Check each line of the data for "JSON", and copy the ones that have it.

Entries from a dataset of interfaces
BEGIN
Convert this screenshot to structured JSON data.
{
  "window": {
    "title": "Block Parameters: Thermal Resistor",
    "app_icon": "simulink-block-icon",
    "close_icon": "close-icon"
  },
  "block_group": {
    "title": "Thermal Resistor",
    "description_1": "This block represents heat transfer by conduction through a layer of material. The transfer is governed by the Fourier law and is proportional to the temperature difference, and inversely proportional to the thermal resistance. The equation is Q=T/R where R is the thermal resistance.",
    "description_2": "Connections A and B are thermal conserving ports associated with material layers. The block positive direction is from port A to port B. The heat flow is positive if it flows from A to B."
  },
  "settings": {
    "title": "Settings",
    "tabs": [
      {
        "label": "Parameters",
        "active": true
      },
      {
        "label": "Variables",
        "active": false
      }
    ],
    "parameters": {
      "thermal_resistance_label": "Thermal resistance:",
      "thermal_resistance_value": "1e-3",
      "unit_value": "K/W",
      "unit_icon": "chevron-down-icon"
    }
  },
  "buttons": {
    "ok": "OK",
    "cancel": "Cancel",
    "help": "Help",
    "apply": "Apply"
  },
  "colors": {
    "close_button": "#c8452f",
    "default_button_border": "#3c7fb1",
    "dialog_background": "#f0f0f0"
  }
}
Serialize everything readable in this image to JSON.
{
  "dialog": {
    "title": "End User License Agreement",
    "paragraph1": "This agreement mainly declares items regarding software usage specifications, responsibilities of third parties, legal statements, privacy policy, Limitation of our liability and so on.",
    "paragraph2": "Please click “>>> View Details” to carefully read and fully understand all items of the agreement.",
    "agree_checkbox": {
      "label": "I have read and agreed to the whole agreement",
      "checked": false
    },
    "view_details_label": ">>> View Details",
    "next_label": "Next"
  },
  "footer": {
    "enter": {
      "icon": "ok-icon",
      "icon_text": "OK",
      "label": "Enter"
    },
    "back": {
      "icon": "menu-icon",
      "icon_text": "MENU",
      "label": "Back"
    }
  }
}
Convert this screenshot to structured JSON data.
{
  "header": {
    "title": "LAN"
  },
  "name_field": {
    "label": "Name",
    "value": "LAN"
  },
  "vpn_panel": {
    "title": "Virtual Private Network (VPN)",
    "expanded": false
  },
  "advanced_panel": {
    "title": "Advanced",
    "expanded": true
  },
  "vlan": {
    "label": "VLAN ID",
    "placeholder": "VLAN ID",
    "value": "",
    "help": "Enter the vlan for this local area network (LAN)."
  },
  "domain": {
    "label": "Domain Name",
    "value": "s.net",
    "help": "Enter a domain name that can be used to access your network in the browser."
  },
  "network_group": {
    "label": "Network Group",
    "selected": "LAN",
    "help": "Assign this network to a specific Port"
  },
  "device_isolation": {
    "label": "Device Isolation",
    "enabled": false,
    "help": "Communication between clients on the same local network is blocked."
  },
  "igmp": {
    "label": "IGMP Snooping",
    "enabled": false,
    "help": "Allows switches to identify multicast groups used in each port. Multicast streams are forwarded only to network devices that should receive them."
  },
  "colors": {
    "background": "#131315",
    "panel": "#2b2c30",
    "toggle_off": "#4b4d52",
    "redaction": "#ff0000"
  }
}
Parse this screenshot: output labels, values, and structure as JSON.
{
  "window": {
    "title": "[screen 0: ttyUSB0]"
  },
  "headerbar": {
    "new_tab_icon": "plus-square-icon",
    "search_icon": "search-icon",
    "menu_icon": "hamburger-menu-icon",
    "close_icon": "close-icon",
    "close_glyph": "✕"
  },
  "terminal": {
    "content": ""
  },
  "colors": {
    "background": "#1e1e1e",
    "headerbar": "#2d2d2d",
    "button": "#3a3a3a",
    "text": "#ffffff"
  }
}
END
◆ Response to this exercise
Convert this screenshot to structured JSON data.
Serialize everything readable in this image to JSON.
Convert this screenshot to structured JSON data.
Parse this screenshot: output labels, values, and structure as JSON.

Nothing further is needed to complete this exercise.